Overall the decline of gold can be linked to the recovery in the equities markets. Both the Dow and the FTSE 100 have been ratcheting up since 2009, and inevitably that’s going to slowly rebuild confidence in stocks. Because lack of that confidence is what drives investors to gold in the first place, as it returns they’re going to sell metals and make their way back to shares. However what we might be seeing now is the pendulum starting to swing back; the rise of equities has stumbled a couple of times recently and while the main indexes haven’t lost any ground it doesn’t look safe to assume they’re going to keep rising in the short to medium term. Gold price charts for the last two weeks seem to show more interest in a reliable hedge against a bear market, so while we don’t think gold will be back above $1,800 any time soon a return to $1,400 is a different story.

Financial Update 9-22

The US dollar has been having a good few weeks.

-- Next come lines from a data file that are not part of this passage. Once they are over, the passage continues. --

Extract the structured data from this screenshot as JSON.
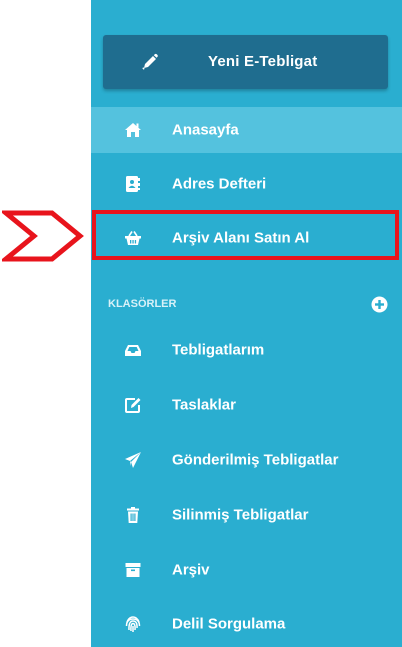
{
  "sidebar": {
    "new_button": {
      "label": "Yeni E-Tebligat",
      "icon": "pencil-icon"
    },
    "main_items": [
      {
        "label": "Anasayfa",
        "icon": "home-icon",
        "active": true
      },
      {
        "label": "Adres Defteri",
        "icon": "address-book-icon",
        "active": false
      },
      {
        "label": "Arşiv Alanı Satın Al",
        "icon": "basket-icon",
        "active": false,
        "highlighted": true
      }
    ],
    "folders_title": "KLASÖRLER",
    "add_folder_icon": "plus-circle-icon",
    "folder_items": [
      {
        "label": "Tebligatlarım",
        "icon": "inbox-icon"
      },
      {
        "label": "Taslaklar",
        "icon": "edit-icon"
      },
      {
        "label": "Gönderilmiş Tebligatlar",
        "icon": "paper-plane-icon"
      },
      {
        "label": "Silinmiş Tebligatlar",
        "icon": "trash-icon"
      },
      {
        "label": "Arşiv",
        "icon": "archive-icon"
      },
      {
        "label": "Delil Sorgulama",
        "icon": "fingerprint-icon"
      }
    ]
  },
  "colors": {
    "sidebar_bg": "#2aaed0",
    "new_button_bg": "#1f6d8f",
    "active_item_bg": "#54c2de",
    "highlight_red": "#e8141c"
  }
}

After months of lackluster performance it now seems to have broken out and headed for the high ground, registering significant gains against all the major benchmark currencies. That’s attracting a lot of attention to the Forex market right now as opportunities appear there, but it also has effects in other areas and one commodity that’s been feeling the chill recently is gold.

dollar-vs-goldDecent second quarter figures for the US economy have given the dollar a nudge upwards but it really took off when the Japanese government moved towards a more generous quantitative easing strategy and the European Central Bank started making noises about going in the same direction. That raised the specter of inflation in both those economies, prompting investors to shift away from the risk of weakening currencies. At the same time the UK pound has been struck by worries about the possible consequences of Scottish independence, which were only resolved by the No vote at last Thursday’s referendum on the issue. With the dollar already looking healthy it was the logical place to go for anyone who wanted to keep their money in currency.

At the same time a recovery in the equities market was having an effect on the values of precious metals, a traditional safe haven any time stocks are looking weak. When stocks go down metals tend to rise, and vice versa. With the Dow and FTSE 100 showing some of the best growth since the financial crisis hit gold and silver were already heading south, so when money that had been tied up in Euros and Yen started looking for a place to go metals weren’t looking attractive. The dollar, already rising because of the economy’s apparent health, was. It made sense to get behind it, and that was enough to accelerate its climb. In fact its performance has been incredible recently – last week’s 1.2 percent jump in the Dow Jones FXCM dollar index was the largest in 10 months.

So how long will the resurgent dollar continue forcing gold down? It’s hard to say. In theory metals should stay depressed as long as the dollar remains strong; the basic circumstances that caused the swing won’t have changed. In practice it’s almost never as tidy as that. For US investors gold isn’t looking very attractive just now, but the same picture doesn’t necessarily hold globally. Anyone in Japan or the Eurozone faced with the prospect of a weakening currency could still profit on gold even if its dollar value remains low; as long as the gap between the Euro or Yen keeps widening faster than gold’s dollar price sinks they can invest in metals and make a profit in their own currency. If enough people start doing that then gold will inevitably start to rise again, making it even more attractive and pulling in more investments. Eventually it could reach a point where it’s bullish enough that people sell dollars to buy gold.

The interplay between stocks, currencies and commodities is always complex and sometimes just incomprehensible. The best we can do a lot of the time is look at what’s happened before. One clue to watch for is the Fed’s policy towards the money supply. Gold often tracks that closely, so stay tuned for any update on interest rate policy. In the meantime don’t ignore the potential of gold – it often generates unexpected profits.